- I'd argue that if any scientists are "setting out to prove the Bible wrong" then they aren't doing science.
Science isn't about answering spiritual questions. It's not about proving religion wrong.
Science is about making observations about our world that aren't currently explained, coming up with an idea that might explain them, coming up with a test that should give a specific result if the idea is right, and then doing the test to see if you get the expected result. But, of course, it's more complex than that, and details differ depending on your field.
So a Scientist wouldn't "set out to prove the bible wrong" since, well, there is no "observation" about the world relating to the bible. I suppose you could prove "facts" wrong. For example: Was there a flood that covered the entire world? If I wanted to approach that scientifically, I might look at the evidence we see in land that was once covered by the sea. So I might notice salt levels, mineral leeching, and fossils of sea animals. Now I might construct an initial theory that the world was NOT covered by the ocean. And I might come up with a test that will prove me wrong - I'd predict that if the world was not covered with water, I should not be able to find any sealife fossils in mountains and in deserts. I come up with that test BEFORE I know what I'll find. I then go searching, and if I find fossils of sea life in the desert or mountains, well, I've proven my theory wrong. At this point, I need to either give up my theory, or refine it. I might discover that there are theories of continental drift, and tectonic movement. So I realize that it's possible that certain areas were covered with oceans and seas that are now land. I might look at the predictions for where the ocean used to be, and come up with a theory for where I expect to find sea fossils, and where I shouldn't be able to find any. I can then go looking for fossils, again trying to "prove myself wrong" - if I only find fossils in the expected areas, then my theory MIGHT be right. Or there might be some other explanation that I haven't come up with yet. If I find fossils in areas I predicted that I wouldn't find them, then my theory still needs more work.

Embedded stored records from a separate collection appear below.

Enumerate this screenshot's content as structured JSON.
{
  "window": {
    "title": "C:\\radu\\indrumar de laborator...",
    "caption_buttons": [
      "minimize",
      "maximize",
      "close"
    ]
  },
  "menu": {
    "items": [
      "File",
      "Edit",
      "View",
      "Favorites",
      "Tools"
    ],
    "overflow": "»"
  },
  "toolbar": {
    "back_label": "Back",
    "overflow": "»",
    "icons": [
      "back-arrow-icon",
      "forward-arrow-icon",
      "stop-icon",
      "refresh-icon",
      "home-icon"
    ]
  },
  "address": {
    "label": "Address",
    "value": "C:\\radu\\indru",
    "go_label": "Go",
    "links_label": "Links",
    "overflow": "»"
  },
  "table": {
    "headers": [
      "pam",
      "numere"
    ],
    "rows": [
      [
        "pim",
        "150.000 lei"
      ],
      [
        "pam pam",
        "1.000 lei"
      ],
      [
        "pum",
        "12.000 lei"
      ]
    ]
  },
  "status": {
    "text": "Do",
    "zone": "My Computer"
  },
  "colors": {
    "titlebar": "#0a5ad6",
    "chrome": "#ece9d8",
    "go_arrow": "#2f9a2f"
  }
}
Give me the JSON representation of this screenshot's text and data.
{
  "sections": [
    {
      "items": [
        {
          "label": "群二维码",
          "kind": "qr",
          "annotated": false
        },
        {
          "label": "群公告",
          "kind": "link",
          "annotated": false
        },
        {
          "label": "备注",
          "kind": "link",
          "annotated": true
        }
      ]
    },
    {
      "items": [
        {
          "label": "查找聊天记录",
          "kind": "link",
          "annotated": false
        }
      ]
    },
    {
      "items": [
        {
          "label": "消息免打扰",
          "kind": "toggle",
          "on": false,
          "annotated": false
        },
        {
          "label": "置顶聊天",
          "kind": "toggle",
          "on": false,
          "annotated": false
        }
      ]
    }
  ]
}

... and that, in a nutshell, is how science works. I never truly proves something is true. It just describes a way that reality MIGHT work, and then looks for ways that the description doesn't match the evidence. So that we can learn the parts of the thory that aren't entirely correct, and keep improving the theory (or throw it out entirely) until we have a better and better theory that is closer and closer to the absolute truth. Even if we never 100% get there.

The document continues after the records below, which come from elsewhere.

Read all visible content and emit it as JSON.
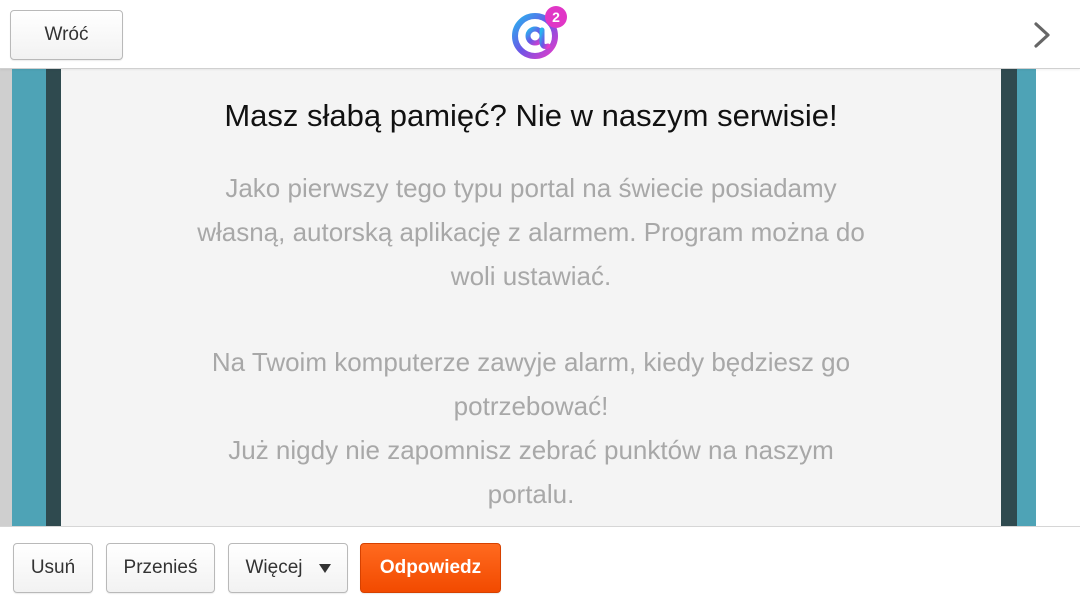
{
  "header": {
    "back_label": "Wróć",
    "logo_icon": "at-sign-squared-logo",
    "next_icon": "chevron-right-icon"
  },
  "message": {
    "title": "Masz słabą pamięć? Nie w naszym serwisie!",
    "paragraph1": [
      "Jako pierwszy tego typu portal na świecie posiadamy",
      "własną, autorską aplikację z alarmem. Program można do",
      "woli ustawiać."
    ],
    "paragraph2": [
      "Na Twoim komputerze zawyje alarm, kiedy będziesz go",
      "potrzebować!",
      "Już nigdy nie zapomnisz zebrać punktów na naszym",
      "portalu."
    ]
  },
  "toolbar": {
    "delete_label": "Usuń",
    "move_label": "Przenieś",
    "more_label": "Więcej",
    "reply_label": "Odpowiedz"
  },
  "colors": {
    "accent": "#f24a00",
    "teal": "#4ea3b6",
    "dark_teal": "#2f4a4f",
    "panel_bg": "#f4f4f4",
    "body_text": "#a8a8a8"
  }
}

It's very different to Faith. With Faith, we just decide
to believe something. Not because there's any good reason to believe it. But just because. Because a book tells us it's true. Or because our parents believed it. Or because we saw that beautiful sunrise, and were filled with such a sense of completeness that we knew there was more to the world.
But we don't look for ways to PROVE our faith wrong. That's what sets it apart from science.

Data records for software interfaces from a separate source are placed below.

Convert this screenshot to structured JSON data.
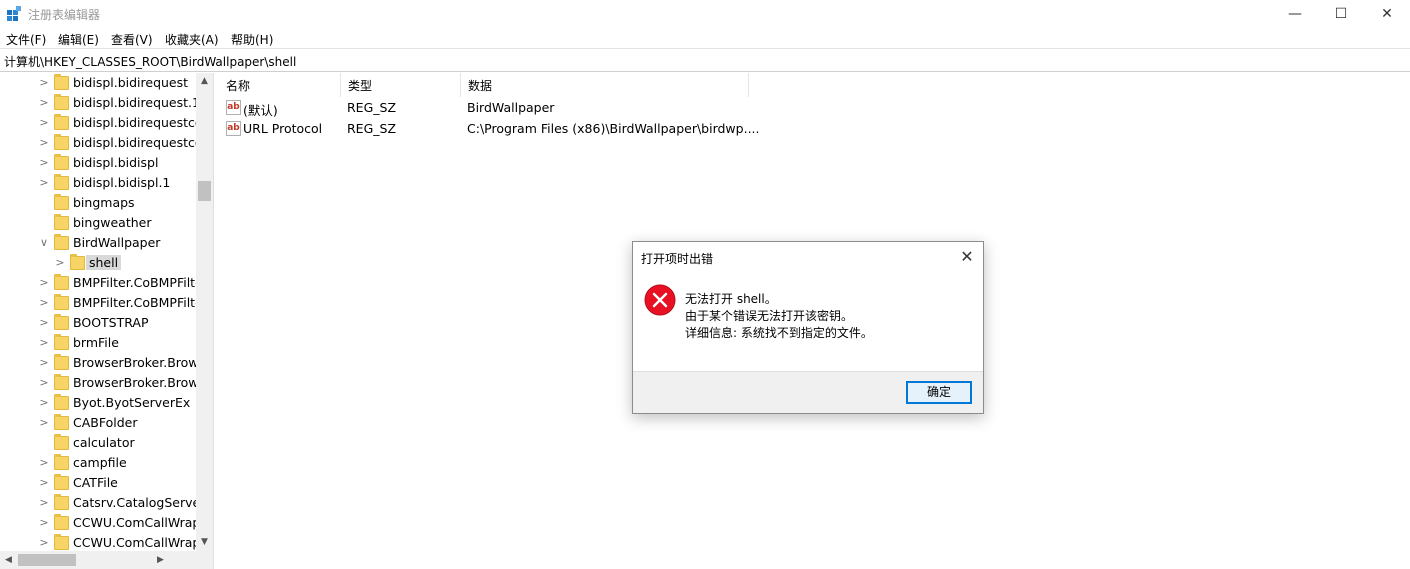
{
  "window": {
    "title": "注册表编辑器",
    "app_icon": "regedit-icon",
    "min_glyph": "—",
    "max_glyph": "☐",
    "close_glyph": "✕"
  },
  "menu": [
    "文件(F)",
    "编辑(E)",
    "查看(V)",
    "收藏夹(A)",
    "帮助(H)"
  ],
  "address": "计算机\\HKEY_CLASSES_ROOT\\BirdWallpaper\\shell",
  "tree": {
    "items": [
      {
        "label": "bidispl.bidirequest",
        "level": 1,
        "expander": ">"
      },
      {
        "label": "bidispl.bidirequest.1",
        "level": 1,
        "expander": ">"
      },
      {
        "label": "bidispl.bidirequestco",
        "level": 1,
        "expander": ">"
      },
      {
        "label": "bidispl.bidirequestco",
        "level": 1,
        "expander": ">"
      },
      {
        "label": "bidispl.bidispl",
        "level": 1,
        "expander": ">"
      },
      {
        "label": "bidispl.bidispl.1",
        "level": 1,
        "expander": ">"
      },
      {
        "label": "bingmaps",
        "level": 1,
        "expander": ""
      },
      {
        "label": "bingweather",
        "level": 1,
        "expander": ""
      },
      {
        "label": "BirdWallpaper",
        "level": 1,
        "expander": "∨"
      },
      {
        "label": "shell",
        "level": 2,
        "expander": ">",
        "selected": true
      },
      {
        "label": "BMPFilter.CoBMPFilte",
        "level": 1,
        "expander": ">"
      },
      {
        "label": "BMPFilter.CoBMPFilte",
        "level": 1,
        "expander": ">"
      },
      {
        "label": "BOOTSTRAP",
        "level": 1,
        "expander": ">"
      },
      {
        "label": "brmFile",
        "level": 1,
        "expander": ">"
      },
      {
        "label": "BrowserBroker.Brows",
        "level": 1,
        "expander": ">"
      },
      {
        "label": "BrowserBroker.Brows",
        "level": 1,
        "expander": ">"
      },
      {
        "label": "Byot.ByotServerEx",
        "level": 1,
        "expander": ">"
      },
      {
        "label": "CABFolder",
        "level": 1,
        "expander": ">"
      },
      {
        "label": "calculator",
        "level": 1,
        "expander": ""
      },
      {
        "label": "campfile",
        "level": 1,
        "expander": ">"
      },
      {
        "label": "CATFile",
        "level": 1,
        "expander": ">"
      },
      {
        "label": "Catsrv.CatalogServer",
        "level": 1,
        "expander": ">"
      },
      {
        "label": "CCWU.ComCallWrapp",
        "level": 1,
        "expander": ">"
      },
      {
        "label": "CCWU.ComCallWrapp",
        "level": 1,
        "expander": ">"
      }
    ]
  },
  "list": {
    "columns": [
      "名称",
      "类型",
      "数据"
    ],
    "rows": [
      {
        "name": "(默认)",
        "type": "REG_SZ",
        "data": "BirdWallpaper",
        "icon": "string-value-icon"
      },
      {
        "name": "URL Protocol",
        "type": "REG_SZ",
        "data": "C:\\Program Files (x86)\\BirdWallpaper\\birdwp....",
        "icon": "string-value-icon"
      }
    ]
  },
  "dialog": {
    "title": "打开项时出错",
    "close_glyph": "✕",
    "icon": "error-icon",
    "lines": [
      "无法打开 shell。",
      "由于某个错误无法打开该密钥。",
      "详细信息: 系统找不到指定的文件。"
    ],
    "ok_label": "确定"
  },
  "colors": {
    "error_red": "#e81123",
    "accent_blue": "#0078d7",
    "folder_yellow": "#f6d466"
  }
}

Faith is something that we believe despite
the lack of evidence.
Scientific beliefs are things we believe because
we find evidence that implies they are true, and can't find evidence showing that they are false.
Scientific beliefs might not be correct, but if they are wrong, we can slowly correct the mistakes, and get closer and closer to the truth.
Faith beliefs may or may not be correct. But if we believe the wrong thing, we have no way of correcting that mistake.
It's OK to have both types of beliefs. I can believe in Science, and still feel in my heart that there is a greater meaning to the world and my life.
Sometimes they conflict. If the evidence shows that a specific fact couldn't be true based on the biblical description, then either we've got to ignore the fact, or we've got to refine our belief for how the world worked. But even then, it only shows that specific "facts" are wrong. It doesn't "disprove the bible."
Science and religion are different things. They don't have to overlap. Leave science to explain how the world works. Leave religion to explain why we are here, what our purpose is. And teach them in DIFFERENT classrooms.